* Task to complete
Your answer should consist only of the line with "Parse this screenshot: output" and the lines after it, reproduced exactly through the end of the entries below.
Start of Record extracts
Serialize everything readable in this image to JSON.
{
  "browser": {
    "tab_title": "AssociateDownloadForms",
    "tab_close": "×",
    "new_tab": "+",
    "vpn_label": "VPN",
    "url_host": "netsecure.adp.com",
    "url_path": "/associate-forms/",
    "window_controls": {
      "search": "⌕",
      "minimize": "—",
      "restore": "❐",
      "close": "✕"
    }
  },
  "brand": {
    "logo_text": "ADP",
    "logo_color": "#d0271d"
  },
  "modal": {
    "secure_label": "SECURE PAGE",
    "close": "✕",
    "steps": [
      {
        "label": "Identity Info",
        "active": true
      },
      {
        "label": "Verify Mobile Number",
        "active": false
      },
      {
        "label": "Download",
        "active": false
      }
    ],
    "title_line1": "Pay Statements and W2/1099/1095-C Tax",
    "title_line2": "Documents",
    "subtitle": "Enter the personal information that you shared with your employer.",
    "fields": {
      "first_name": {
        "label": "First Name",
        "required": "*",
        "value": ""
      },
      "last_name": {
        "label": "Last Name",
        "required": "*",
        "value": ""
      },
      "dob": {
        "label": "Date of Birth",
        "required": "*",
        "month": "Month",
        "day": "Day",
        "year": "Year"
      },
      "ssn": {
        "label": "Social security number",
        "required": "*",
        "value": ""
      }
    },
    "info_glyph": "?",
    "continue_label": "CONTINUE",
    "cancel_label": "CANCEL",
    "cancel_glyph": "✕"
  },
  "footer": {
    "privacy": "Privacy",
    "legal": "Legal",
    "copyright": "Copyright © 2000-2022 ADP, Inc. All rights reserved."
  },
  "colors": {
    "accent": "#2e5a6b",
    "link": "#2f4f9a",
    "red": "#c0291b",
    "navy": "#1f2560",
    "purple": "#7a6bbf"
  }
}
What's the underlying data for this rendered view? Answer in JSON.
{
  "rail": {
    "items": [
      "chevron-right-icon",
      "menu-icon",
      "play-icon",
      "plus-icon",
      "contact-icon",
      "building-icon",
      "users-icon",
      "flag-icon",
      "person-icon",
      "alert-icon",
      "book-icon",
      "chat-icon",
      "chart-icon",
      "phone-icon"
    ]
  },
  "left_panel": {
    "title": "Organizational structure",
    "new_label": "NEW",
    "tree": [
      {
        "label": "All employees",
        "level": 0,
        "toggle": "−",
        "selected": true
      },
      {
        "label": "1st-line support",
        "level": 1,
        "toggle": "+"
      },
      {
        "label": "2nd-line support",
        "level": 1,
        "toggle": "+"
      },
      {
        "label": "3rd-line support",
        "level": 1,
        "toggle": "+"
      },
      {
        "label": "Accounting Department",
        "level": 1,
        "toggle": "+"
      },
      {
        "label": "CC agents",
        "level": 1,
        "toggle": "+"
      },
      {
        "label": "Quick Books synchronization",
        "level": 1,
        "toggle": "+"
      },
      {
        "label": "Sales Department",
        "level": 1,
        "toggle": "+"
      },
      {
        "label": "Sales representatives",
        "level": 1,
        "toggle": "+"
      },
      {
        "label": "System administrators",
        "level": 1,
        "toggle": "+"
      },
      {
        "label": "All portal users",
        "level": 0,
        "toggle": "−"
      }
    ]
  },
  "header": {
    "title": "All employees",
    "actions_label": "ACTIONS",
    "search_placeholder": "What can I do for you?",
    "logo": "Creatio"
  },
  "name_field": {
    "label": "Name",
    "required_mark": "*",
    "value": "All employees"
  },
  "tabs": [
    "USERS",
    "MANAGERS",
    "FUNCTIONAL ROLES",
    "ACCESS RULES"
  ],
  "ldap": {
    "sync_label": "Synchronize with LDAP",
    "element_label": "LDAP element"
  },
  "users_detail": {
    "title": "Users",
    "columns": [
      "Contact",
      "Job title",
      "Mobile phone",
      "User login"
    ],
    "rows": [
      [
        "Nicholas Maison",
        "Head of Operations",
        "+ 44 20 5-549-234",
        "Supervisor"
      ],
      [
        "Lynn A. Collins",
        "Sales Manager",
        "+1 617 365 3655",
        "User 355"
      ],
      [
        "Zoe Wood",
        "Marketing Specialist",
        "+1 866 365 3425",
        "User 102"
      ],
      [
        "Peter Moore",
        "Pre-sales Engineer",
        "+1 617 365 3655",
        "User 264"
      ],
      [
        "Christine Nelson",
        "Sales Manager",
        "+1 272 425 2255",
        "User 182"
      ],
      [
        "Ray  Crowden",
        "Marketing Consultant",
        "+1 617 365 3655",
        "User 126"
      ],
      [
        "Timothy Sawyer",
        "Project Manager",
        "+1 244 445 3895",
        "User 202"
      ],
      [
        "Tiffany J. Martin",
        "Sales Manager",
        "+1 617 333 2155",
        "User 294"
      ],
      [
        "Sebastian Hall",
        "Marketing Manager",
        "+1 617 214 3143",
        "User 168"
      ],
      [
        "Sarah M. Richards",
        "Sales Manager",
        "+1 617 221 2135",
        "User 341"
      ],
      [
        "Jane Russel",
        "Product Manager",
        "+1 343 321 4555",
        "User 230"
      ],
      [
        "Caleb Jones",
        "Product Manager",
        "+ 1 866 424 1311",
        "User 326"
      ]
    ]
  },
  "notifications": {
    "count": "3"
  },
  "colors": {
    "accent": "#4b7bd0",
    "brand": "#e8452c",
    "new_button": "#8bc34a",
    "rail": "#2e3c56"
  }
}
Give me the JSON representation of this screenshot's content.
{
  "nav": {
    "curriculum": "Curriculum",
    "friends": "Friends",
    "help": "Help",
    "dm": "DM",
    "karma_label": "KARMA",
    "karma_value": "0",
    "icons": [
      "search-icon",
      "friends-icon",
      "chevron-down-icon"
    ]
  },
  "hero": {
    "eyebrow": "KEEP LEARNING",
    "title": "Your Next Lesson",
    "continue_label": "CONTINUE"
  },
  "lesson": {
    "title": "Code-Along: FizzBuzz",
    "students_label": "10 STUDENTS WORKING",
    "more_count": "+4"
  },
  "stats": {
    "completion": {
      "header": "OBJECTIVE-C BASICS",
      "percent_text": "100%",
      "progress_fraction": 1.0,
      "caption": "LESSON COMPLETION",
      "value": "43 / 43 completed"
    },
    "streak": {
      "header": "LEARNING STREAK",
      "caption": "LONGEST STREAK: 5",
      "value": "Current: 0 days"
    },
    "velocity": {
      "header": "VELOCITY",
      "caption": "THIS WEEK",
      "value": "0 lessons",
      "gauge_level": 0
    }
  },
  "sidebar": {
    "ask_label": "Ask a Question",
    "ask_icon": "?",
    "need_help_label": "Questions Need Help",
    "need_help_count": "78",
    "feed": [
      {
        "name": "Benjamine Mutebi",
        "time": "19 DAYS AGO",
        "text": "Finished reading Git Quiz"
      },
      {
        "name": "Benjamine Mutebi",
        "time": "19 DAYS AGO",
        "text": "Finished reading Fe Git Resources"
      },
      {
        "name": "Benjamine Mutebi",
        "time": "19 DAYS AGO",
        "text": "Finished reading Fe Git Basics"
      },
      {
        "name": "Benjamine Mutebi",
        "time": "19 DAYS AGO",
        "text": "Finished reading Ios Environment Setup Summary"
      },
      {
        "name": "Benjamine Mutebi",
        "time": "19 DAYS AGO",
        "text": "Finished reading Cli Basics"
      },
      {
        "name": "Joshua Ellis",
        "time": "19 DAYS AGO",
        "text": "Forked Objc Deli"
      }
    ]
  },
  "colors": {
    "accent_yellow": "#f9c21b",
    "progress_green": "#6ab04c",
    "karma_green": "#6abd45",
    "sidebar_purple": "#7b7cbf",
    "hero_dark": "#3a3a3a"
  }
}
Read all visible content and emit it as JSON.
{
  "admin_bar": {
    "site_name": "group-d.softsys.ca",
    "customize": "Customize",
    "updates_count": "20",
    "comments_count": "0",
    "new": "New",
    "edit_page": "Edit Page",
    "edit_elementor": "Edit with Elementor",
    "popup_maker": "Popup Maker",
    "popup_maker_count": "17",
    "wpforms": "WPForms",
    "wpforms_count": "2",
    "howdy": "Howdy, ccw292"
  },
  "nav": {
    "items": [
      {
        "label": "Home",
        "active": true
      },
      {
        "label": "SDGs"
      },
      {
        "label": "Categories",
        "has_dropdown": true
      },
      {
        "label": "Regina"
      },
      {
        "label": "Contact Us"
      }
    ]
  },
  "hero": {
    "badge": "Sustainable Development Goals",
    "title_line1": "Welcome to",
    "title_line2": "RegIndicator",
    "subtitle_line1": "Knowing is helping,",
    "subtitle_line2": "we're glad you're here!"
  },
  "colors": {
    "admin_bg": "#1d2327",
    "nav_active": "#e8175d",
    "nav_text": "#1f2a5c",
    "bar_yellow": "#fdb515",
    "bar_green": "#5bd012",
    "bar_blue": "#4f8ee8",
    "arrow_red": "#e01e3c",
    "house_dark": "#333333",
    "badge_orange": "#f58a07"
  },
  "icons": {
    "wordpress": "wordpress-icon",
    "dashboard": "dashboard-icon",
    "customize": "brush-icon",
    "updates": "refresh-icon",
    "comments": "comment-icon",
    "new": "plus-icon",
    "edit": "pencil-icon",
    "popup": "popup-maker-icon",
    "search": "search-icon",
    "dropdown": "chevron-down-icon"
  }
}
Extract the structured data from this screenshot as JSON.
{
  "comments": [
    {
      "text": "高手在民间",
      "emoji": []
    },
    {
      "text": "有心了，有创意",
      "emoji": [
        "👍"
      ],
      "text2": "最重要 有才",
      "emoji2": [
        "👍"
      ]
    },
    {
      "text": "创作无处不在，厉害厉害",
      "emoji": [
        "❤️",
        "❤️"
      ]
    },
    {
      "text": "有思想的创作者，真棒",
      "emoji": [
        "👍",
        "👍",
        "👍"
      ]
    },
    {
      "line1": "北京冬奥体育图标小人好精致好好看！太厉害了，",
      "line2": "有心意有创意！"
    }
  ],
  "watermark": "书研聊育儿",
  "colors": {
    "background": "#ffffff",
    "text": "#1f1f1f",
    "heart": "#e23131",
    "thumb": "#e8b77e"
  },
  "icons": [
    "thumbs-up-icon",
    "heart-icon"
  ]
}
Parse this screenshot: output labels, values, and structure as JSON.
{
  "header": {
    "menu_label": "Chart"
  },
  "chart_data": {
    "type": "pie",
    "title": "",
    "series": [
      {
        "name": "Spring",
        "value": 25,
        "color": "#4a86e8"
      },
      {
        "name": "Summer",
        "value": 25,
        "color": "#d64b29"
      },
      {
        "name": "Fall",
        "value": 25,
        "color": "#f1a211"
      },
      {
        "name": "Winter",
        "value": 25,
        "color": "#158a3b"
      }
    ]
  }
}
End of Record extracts
* Expected output
Parse this screenshot: output labels, values, and structure as JSON.
{
  "header": {
    "menu_label": "Chart"
  },
  "chart_data": {
    "type": "pie",
    "title": "",
    "series": [
      {
        "name": "Spring",
        "value": 25,
        "color": "#4a86e8"
      },
      {
        "name": "Summer",
        "value": 25,
        "color": "#d64b29"
      },
      {
        "name": "Fall",
        "value": 25,
        "color": "#f1a211"
      },
      {
        "name": "Winter",
        "value": 25,
        "color": "#158a3b"
      }
    ]
  }
}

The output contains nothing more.